‘The theme of my film is based on Marxist theories: that our position in a hierarchy changes our behaviour. I like pitching my ideas before writing the script because it invites people to share their experiences. I collect everything that fits the theme. Such an uninhabited island too: it applies Lord of the Flies by William Golding as the plan, a book that created the idea that people stranded on such an island become selfish and uncivilized. But there is a fantastic book by Rutger Bregman (Most people are good, ed.), a historian who researched real Lord of the Flies-similar situations. As it turns out, it’s quite the opposite. We work well together, help each other and accept a new hierarchy on the island.’

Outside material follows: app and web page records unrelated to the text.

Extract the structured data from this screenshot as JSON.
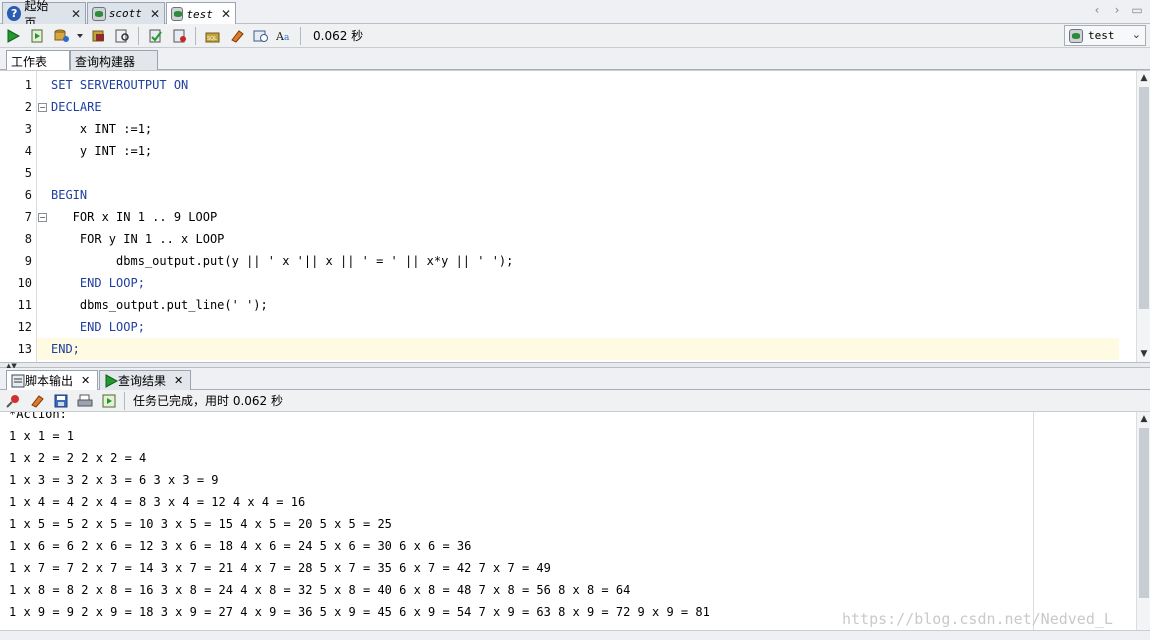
{
  "tabs": [
    {
      "label": "起始页",
      "icon": "help-icon"
    },
    {
      "label": "scott",
      "icon": "sql-worksheet-icon"
    },
    {
      "label": "test",
      "icon": "sql-worksheet-icon"
    }
  ],
  "toolbar": {
    "elapsed": "0.062 秒",
    "connection": "test"
  },
  "subtabs": [
    "工作表",
    "查询构建器"
  ],
  "editor": {
    "lines": [
      {
        "n": "1",
        "text": "SET SERVEROUTPUT ON"
      },
      {
        "n": "2",
        "text": "DECLARE"
      },
      {
        "n": "3",
        "text": "    x INT :=1;"
      },
      {
        "n": "4",
        "text": "    y INT :=1;"
      },
      {
        "n": "5",
        "text": ""
      },
      {
        "n": "6",
        "text": "BEGIN"
      },
      {
        "n": "7",
        "text": "   FOR x IN 1 .. 9 LOOP"
      },
      {
        "n": "8",
        "text": "    FOR y IN 1 .. x LOOP"
      },
      {
        "n": "9",
        "text": "         dbms_output.put(y || ' x '|| x || ' = ' || x*y || ' ');"
      },
      {
        "n": "10",
        "text": "    END LOOP;"
      },
      {
        "n": "11",
        "text": "    dbms_output.put_line(' ');"
      },
      {
        "n": "12",
        "text": "    END LOOP;"
      },
      {
        "n": "13",
        "text": "END;"
      }
    ]
  },
  "output_tabs": [
    {
      "label": "脚本输出",
      "icon": "script-output-icon"
    },
    {
      "label": "查询结果",
      "icon": "run-icon"
    }
  ],
  "output": {
    "status": "任务已完成，用时 0.062 秒",
    "lines": [
      "*Action:",
      "1 x 1 = 1",
      "1 x 2 = 2 2 x 2 = 4",
      "1 x 3 = 3 2 x 3 = 6 3 x 3 = 9",
      "1 x 4 = 4 2 x 4 = 8 3 x 4 = 12 4 x 4 = 16",
      "1 x 5 = 5 2 x 5 = 10 3 x 5 = 15 4 x 5 = 20 5 x 5 = 25",
      "1 x 6 = 6 2 x 6 = 12 3 x 6 = 18 4 x 6 = 24 5 x 6 = 30 6 x 6 = 36",
      "1 x 7 = 7 2 x 7 = 14 3 x 7 = 21 4 x 7 = 28 5 x 7 = 35 6 x 7 = 42 7 x 7 = 49",
      "1 x 8 = 8 2 x 8 = 16 3 x 8 = 24 4 x 8 = 32 5 x 8 = 40 6 x 8 = 48 7 x 8 = 56 8 x 8 = 64",
      "1 x 9 = 9 2 x 9 = 18 3 x 9 = 27 4 x 9 = 36 5 x 9 = 45 6 x 9 = 54 7 x 9 = 63 8 x 9 = 72 9 x 9 = 81"
    ],
    "watermark": "https://blog.csdn.net/Nedved_L"
  },
  "colors": {
    "keyword": "#1f3f9f",
    "number": "#2e8b3a",
    "current_line": "#fffbe3"
  }
}
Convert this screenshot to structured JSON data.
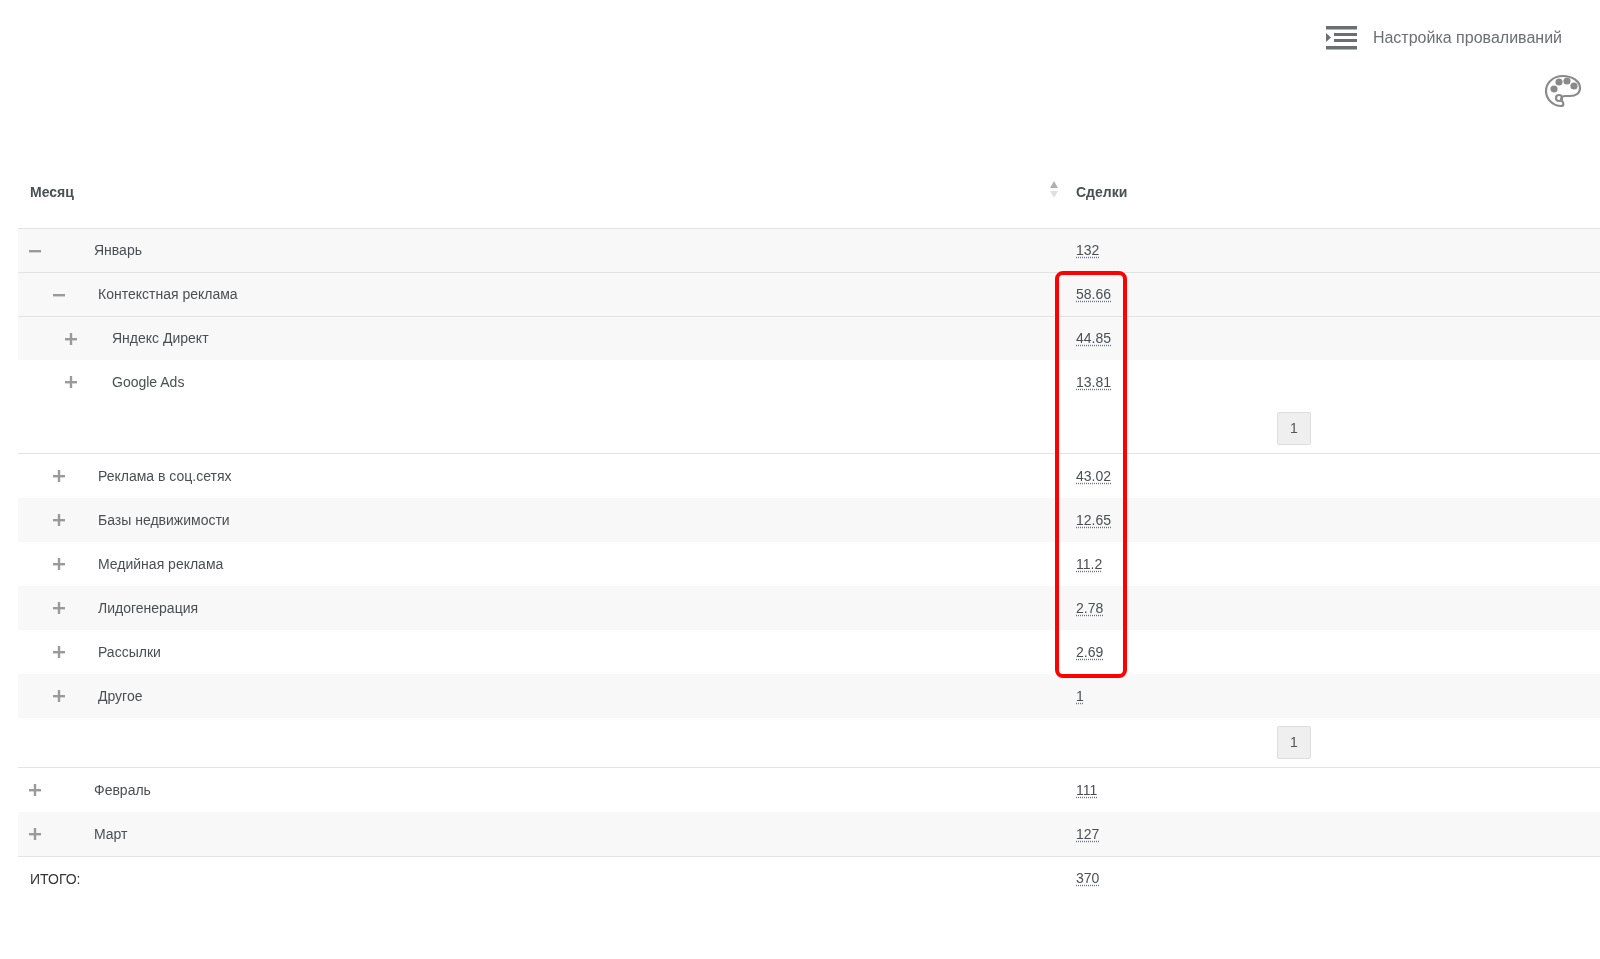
{
  "toolbar": {
    "drilldown_settings": "Настройка проваливаний"
  },
  "table": {
    "columns": [
      "Месяц",
      "Сделки"
    ],
    "rows": [
      {
        "label": "Январь",
        "value": "132",
        "expanded": true,
        "pager": "1",
        "children": [
          {
            "label": "Контекстная реклама",
            "value": "58.66",
            "expanded": true,
            "pager": "1",
            "children": [
              {
                "label": "Яндекс Директ",
                "value": "44.85",
                "expanded": false
              },
              {
                "label": "Google Ads",
                "value": "13.81",
                "expanded": false
              }
            ]
          },
          {
            "label": "Реклама в соц.сетях",
            "value": "43.02",
            "expanded": false
          },
          {
            "label": "Базы недвижимости",
            "value": "12.65",
            "expanded": false
          },
          {
            "label": "Медийная реклама",
            "value": "11.2",
            "expanded": false
          },
          {
            "label": "Лидогенерация",
            "value": "2.78",
            "expanded": false
          },
          {
            "label": "Рассылки",
            "value": "2.69",
            "expanded": false
          },
          {
            "label": "Другое",
            "value": "1",
            "expanded": false
          }
        ]
      },
      {
        "label": "Февраль",
        "value": "111",
        "expanded": false
      },
      {
        "label": "Март",
        "value": "127",
        "expanded": false
      }
    ],
    "total": {
      "label": "ИТОГО:",
      "value": "370"
    }
  }
}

All your films are inspired by sociological research. Where does that interest come from?
‘I was about 10 years old, I think, when my mother told me that in elementary school – she was a teacher – she had done the Solomon Asch Conformity experiment with her students. A well-known experiment: you draw two lines and get the majority of the group to say that the longest line is the shortest, to see how many people in the minority agree. I probably didn’t know what sociology was at the time, but I loved it immediately. Sociology does not blame us when we fail. It says: it’s not about you as an individual, it’s our nature in combination with the circumstances we’re in. I use that approach in films. I want to stay away from qualifiers like “protagonist” or “antagonist”. Even the news today divides everything into good and bad, because of the dominant American hero culture. Cheering for the good guy is an absurd way of looking at the world, but also so effective. This is how we see the world now, especially on the Internet. And sociology can cure that misunderstanding a little bit.’
You should make a superhero movie sometime.

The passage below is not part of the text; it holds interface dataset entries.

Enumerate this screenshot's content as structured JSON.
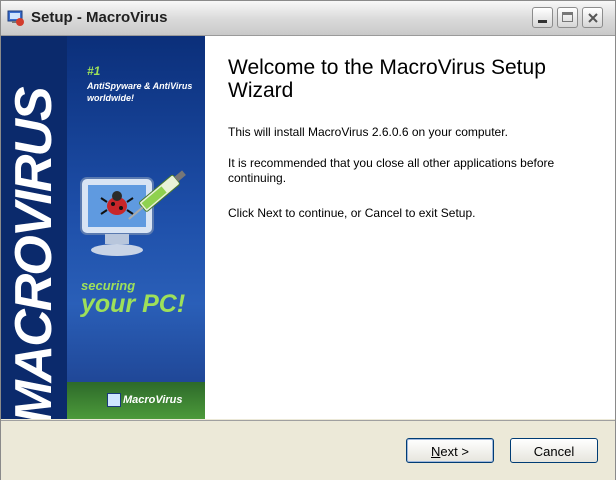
{
  "window": {
    "title": "Setup - MacroVirus"
  },
  "banner": {
    "brand_vertical": "MACROVIRUS",
    "rank": "#1",
    "rank_desc": "AntiSpyware & AntiVirus worldwide!",
    "slogan_line1": "securing",
    "slogan_line2": "your PC!",
    "footer_logo": "MacroVirus"
  },
  "main": {
    "heading": "Welcome to the MacroVirus Setup Wizard",
    "paragraphs": [
      "This will install MacroVirus 2.6.0.6 on your computer.",
      "It is recommended that you close all other applications before continuing.",
      "Click Next to continue, or Cancel to exit Setup."
    ]
  },
  "buttons": {
    "next_mnemonic": "N",
    "next_rest": "ext >",
    "cancel": "Cancel"
  },
  "icons": {
    "title": "setup-app-icon",
    "minimize": "minimize-icon",
    "maximize": "maximize-icon",
    "close": "close-icon",
    "monitor": "monitor-bug-syringe-illustration"
  },
  "colors": {
    "banner_dark": "#0b2a6c",
    "banner_mid": "#1d4ea8",
    "accent_green": "#9ee05a",
    "button_border": "#003c74"
  }
}
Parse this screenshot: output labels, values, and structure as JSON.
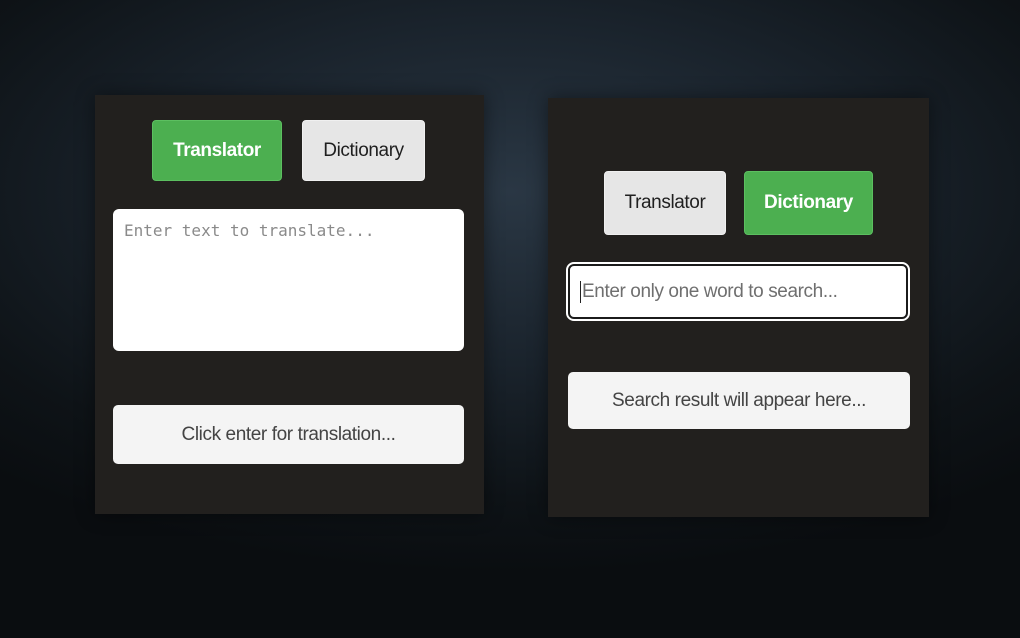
{
  "theme": {
    "accent": "#4caf50",
    "tab_inactive_bg": "#e6e6e6",
    "panel_bg": "#22201e"
  },
  "translator_panel": {
    "tabs": [
      {
        "label": "Translator",
        "active": true
      },
      {
        "label": "Dictionary",
        "active": false
      }
    ],
    "input": {
      "placeholder": "Enter text to translate...",
      "value": ""
    },
    "result": {
      "text": "Click enter for translation..."
    }
  },
  "dictionary_panel": {
    "tabs": [
      {
        "label": "Translator",
        "active": false
      },
      {
        "label": "Dictionary",
        "active": true
      }
    ],
    "input": {
      "placeholder": "Enter only one word to search...",
      "value": ""
    },
    "result": {
      "text": "Search result will appear here..."
    }
  }
}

‘Ha, that would be nice. A superhero film with a sociological approach.’
Ruben Östlund on his choice for star actor Woody Harrelson
‘I saw him for the first time Natural Born Killers from Oliver Stone. And I liked him in Milos Formans The people vs. Larry Flynt. He is of course a great actor. I knew I wanted someone famous to play the role of the idealistic, alcoholic and Marxist captain Triangle of Triangles. I thought it was funny that for a while you only hear his voice when someone knocks on his cabin. And when that door finally opens: wow, it’s Woody Harrelson!’